What I did not take into account was dealing with city and state bureaucracy, insurance coverage and projecting risks for the event.
What you may not relaize when you come to the show as an artist are the small and large details that are taken care of before you arrive.
Set the Date (not always simple): Most shows work to secure the same weekend the following year within a month of the previous event. This can involves multiple actors (property managers and city/county or state authorities).
Create a Master Plan: Includes budget, staff, charitable beneficiary, contractors, parking (artist & public), site plan, sponsors, entertainment, artist hospitality and saftey proceedures.
Create a Publicity Plan: PR and Marketing (social media, web listings, print, broadcast and radio).
Artist, Entertainment and Festival Food Outreach: Email releases, phone calls, social media and word of mouth.
Organize a Team: Jury/Judges, Festival Staff and Volunteers.
Logistics: Permits, insurance, police, contractors, tax authority, artist hotel, parking, and merchant needs.
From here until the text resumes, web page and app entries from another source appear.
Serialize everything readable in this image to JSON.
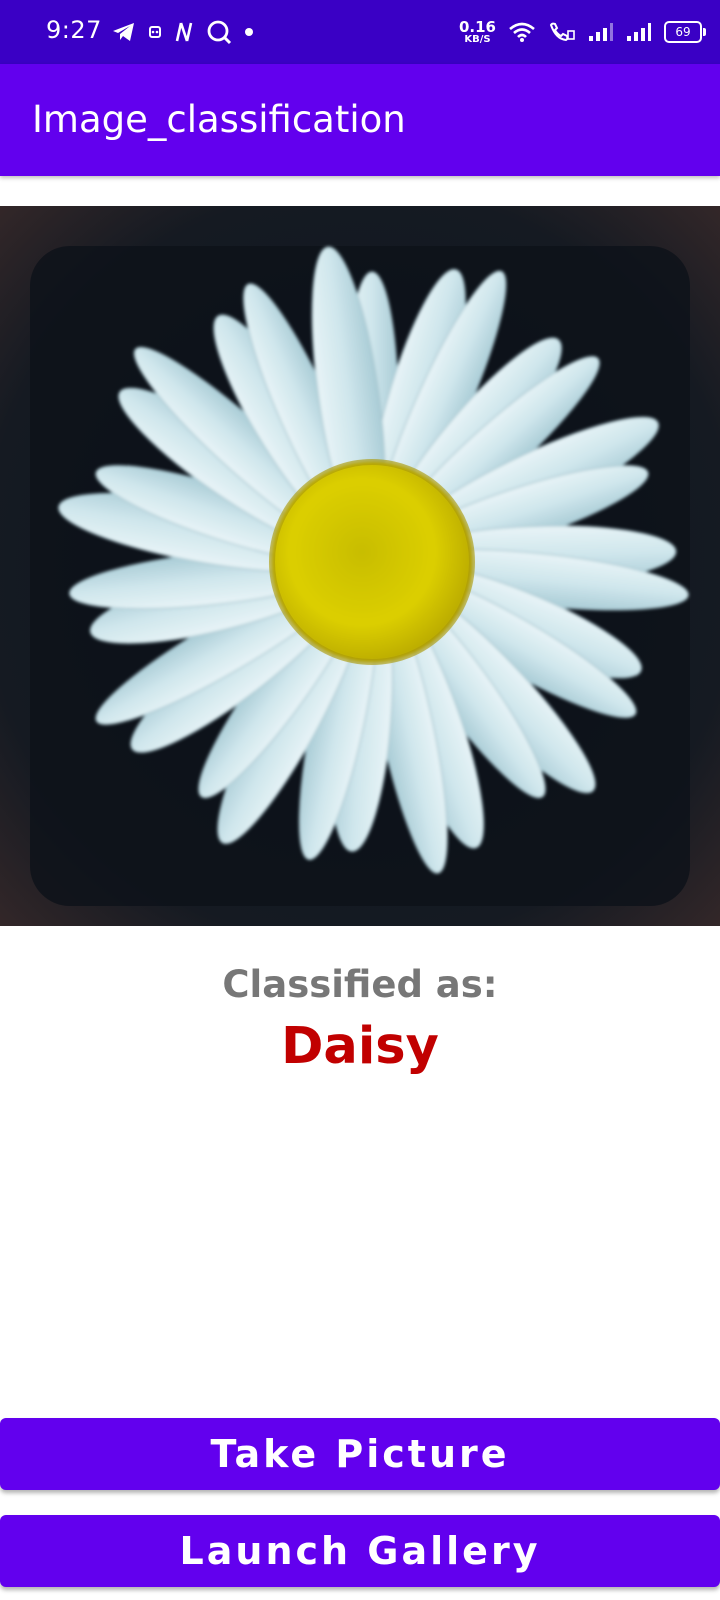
{
  "status_bar": {
    "time": "9:27",
    "net_speed_value": "0.16",
    "net_speed_unit": "KB/S",
    "battery_level": "69",
    "left_icons": [
      "telegram-icon",
      "notification-icon",
      "n-app-icon",
      "search-app-icon",
      "dot-icon"
    ],
    "right_icons": [
      "wifi-icon",
      "volte-call-icon",
      "signal-icon",
      "signal-icon"
    ]
  },
  "app_bar": {
    "title": "Image_classification",
    "color": "#6200ee"
  },
  "image": {
    "subject": "daisy-photo"
  },
  "classification": {
    "caption": "Classified as:",
    "result": "Daisy",
    "result_color": "#c10000"
  },
  "actions": {
    "take_picture": "Take Picture",
    "launch_gallery": "Launch Gallery"
  }
}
COVID protocols are now an important part of logistics.

Emergency Plans: Forming an evacuation plan is now standard proceedure for most shows. These are formed in coordination with local EMS.
Artist Communication: Jury results, site plan, load-In schedule, advertising opportunities, press opportunities, general information to make the show as smooth as possible.

Festival Website: Participating artists (photos and contact info), music and festival food, festival information for the public, map and parking directions.
Show Site: Executing site plan, coordinating merchant participation, traffic control for both artists and the public.

Show Weekend: Mark booth spaces, place parking signs, traffic control, on- site judging, artist hospitality and a thousand small details that make the show work!

Wishing everyone wonderful festivals, amazing weather and safe travels this year!
Contact Robin Markowitz at
The Art-Linx website has the most current Call to Artist information